Hmmmm, he is starting to pay attention to how he looks, I think.  I wonder if this is the teenager self-conscious thing that I hear about and vaguely remember, when young people become overly preoccupied with how they look.

He combs his hair straight down.  It springs up.  He combs it to the left.  It springs up.  He combs it to the right.  It springs up.

“Maybe if I comb it left, right, left, right, left, right, it will lay down,” he says to himself as his arms moves back and forth, back and forth.

I bite down on the giggle and refrain from offering advice, a truly heroic endeavor on my part.

“Hair is so impractical,” he declares, reaching for the faucet.  He runs water over his comb.

“What is the purpose of hair anyway?  And why do we have so much of it?”  He runs the wet comb through his hair, pressing down.

“The whole world would be a better place if we were all bald.”

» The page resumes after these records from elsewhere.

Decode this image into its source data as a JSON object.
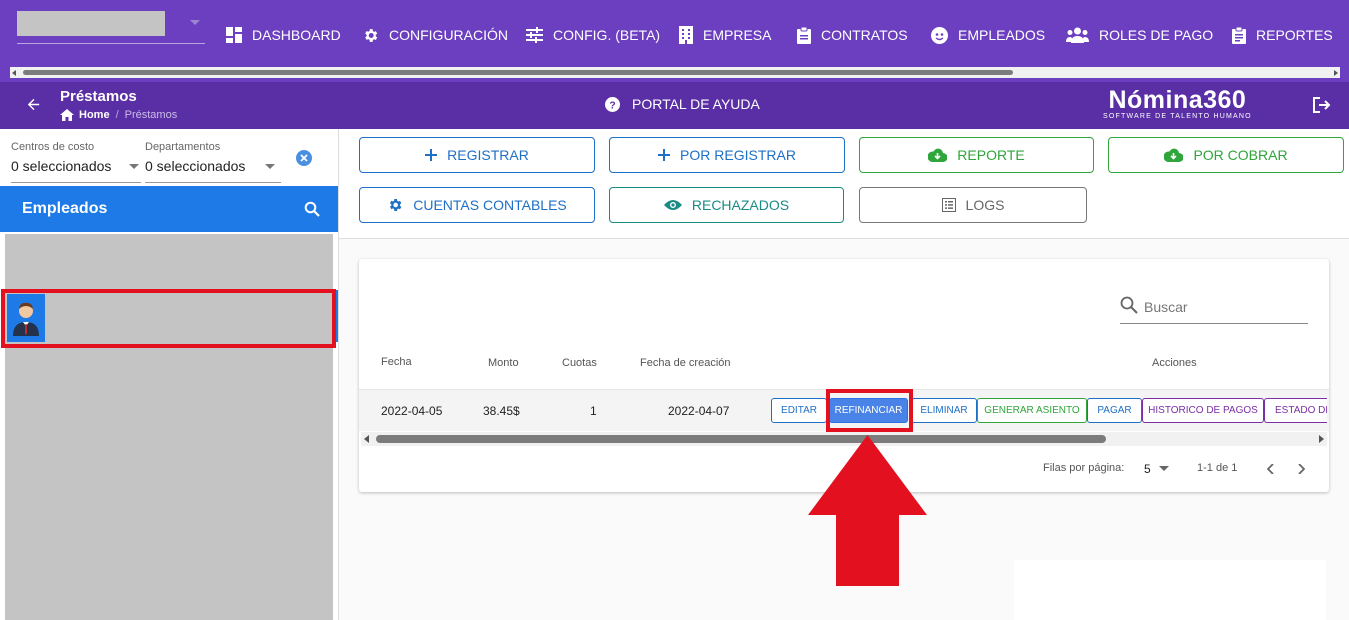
{
  "topnav": {
    "items": [
      {
        "label": "DASHBOARD",
        "icon": "dashboard-icon"
      },
      {
        "label": "CONFIGURACIÓN",
        "icon": "gear-icon"
      },
      {
        "label": "CONFIG. (BETA)",
        "icon": "sliders-icon"
      },
      {
        "label": "EMPRESA",
        "icon": "building-icon"
      },
      {
        "label": "CONTRATOS",
        "icon": "clipboard-icon"
      },
      {
        "label": "EMPLEADOS",
        "icon": "face-icon"
      },
      {
        "label": "ROLES DE PAGO",
        "icon": "group-icon"
      },
      {
        "label": "REPORTES",
        "icon": "report-icon"
      }
    ]
  },
  "header": {
    "title": "Préstamos",
    "breadcrumb_home": "Home",
    "breadcrumb_sep": "/",
    "breadcrumb_current": "Préstamos",
    "help_label": "PORTAL DE AYUDA",
    "logo_text": "Nómina360",
    "logo_tagline": "SOFTWARE DE TALENTO HUMANO"
  },
  "filters": {
    "cost_centers_label": "Centros de costo",
    "cost_centers_value": "0 seleccionados",
    "departments_label": "Departamentos",
    "departments_value": "0 seleccionados"
  },
  "employees": {
    "title": "Empleados"
  },
  "actions": {
    "registrar": "REGISTRAR",
    "por_registrar": "POR REGISTRAR",
    "reporte": "REPORTE",
    "por_cobrar": "POR COBRAR",
    "cuentas_contables": "CUENTAS CONTABLES",
    "rechazados": "RECHAZADOS",
    "logs": "LOGS"
  },
  "table": {
    "search_placeholder": "Buscar",
    "headers": {
      "fecha": "Fecha",
      "monto": "Monto",
      "cuotas": "Cuotas",
      "fecha_creacion": "Fecha de creación",
      "acciones": "Acciones"
    },
    "rows": [
      {
        "fecha": "2022-04-05",
        "monto": "38.45$",
        "cuotas": "1",
        "fecha_creacion": "2022-04-07"
      }
    ],
    "row_actions": {
      "editar": "EDITAR",
      "refinanciar": "REFINANCIAR",
      "eliminar": "ELIMINAR",
      "generar_asiento": "GENERAR ASIENTO",
      "pagar": "PAGAR",
      "historico": "HISTORICO DE PAGOS",
      "estado": "ESTADO DE"
    },
    "pagination": {
      "rows_label": "Filas por página:",
      "rows_value": "5",
      "range": "1-1 de 1"
    }
  },
  "colors": {
    "topbar": "#6c3fc0",
    "subheader": "#5a2fa6",
    "accent_blue": "#1e7ae6",
    "highlight_red": "#e3101f"
  }
}
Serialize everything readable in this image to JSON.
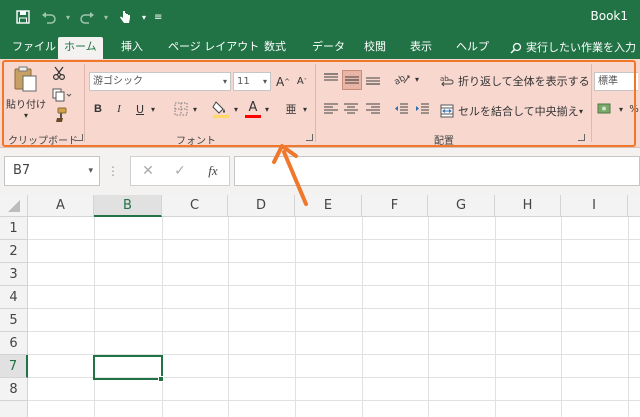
{
  "app": {
    "document_title": "Book1"
  },
  "colors": {
    "excel_green": "#217346",
    "ribbon_highlight_fill": "#f8d7cf",
    "ribbon_highlight_border": "#f0782c",
    "font_color_red": "#ff0000",
    "fill_yellow": "#ffd966"
  },
  "qat": [
    "save-icon",
    "undo-icon",
    "redo-icon",
    "touch-mode-icon",
    "customize-qat-icon"
  ],
  "tabs": [
    {
      "label": "ファイル"
    },
    {
      "label": "ホーム"
    },
    {
      "label": "挿入"
    },
    {
      "label": "ページ レイアウト"
    },
    {
      "label": "数式"
    },
    {
      "label": "データ"
    },
    {
      "label": "校閲"
    },
    {
      "label": "表示"
    },
    {
      "label": "ヘルプ"
    }
  ],
  "tell_me": "実行したい作業を入力",
  "ribbon": {
    "clipboard": {
      "paste": "貼り付け",
      "group_label": "クリップボード"
    },
    "font": {
      "font_name": "游ゴシック",
      "font_size": "11",
      "group_label": "フォント",
      "bold": "B",
      "italic": "I",
      "underline": "U",
      "font_color_letter": "A",
      "grow": "A",
      "shrink": "A",
      "phonetic": "亜"
    },
    "alignment": {
      "wrap_text": "折り返して全体を表示する",
      "merge_center": "セルを結合して中央揃え",
      "group_label": "配置"
    },
    "number": {
      "format": "標準"
    }
  },
  "formula_bar": {
    "name_box": "B7",
    "fx": "fx",
    "cancel": "✕",
    "enter": "✓"
  },
  "grid": {
    "columns": [
      "A",
      "B",
      "C",
      "D",
      "E",
      "F",
      "G",
      "H",
      "I"
    ],
    "rows": [
      "1",
      "2",
      "3",
      "4",
      "5",
      "6",
      "7",
      "8"
    ],
    "selected_column": "B",
    "selected_row": "7"
  }
}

I guess I can stop wondering about teenage vanity.  It appears Sidney is infected with the same hair-hating gene as his father.  I specifically remember when I cautiously informed Sid that his hair was thinning on top.  I thought it might bother him, but he appeared completely unruffled.  All my concerns were completely laid to rest weeks later, when I discovered Sid in the bathroom with a hand mirror trying to get a look at his bald spot, and mumbling to himself, “Fall out, baby. Fall baby.”

I don’t think women can inherit the the hair-hating gene.  I cried when mine started thinning and falling out a couple of years ago.  Thankfully, it stopped and seems to have stabilized, though I keep an anxious eye on it.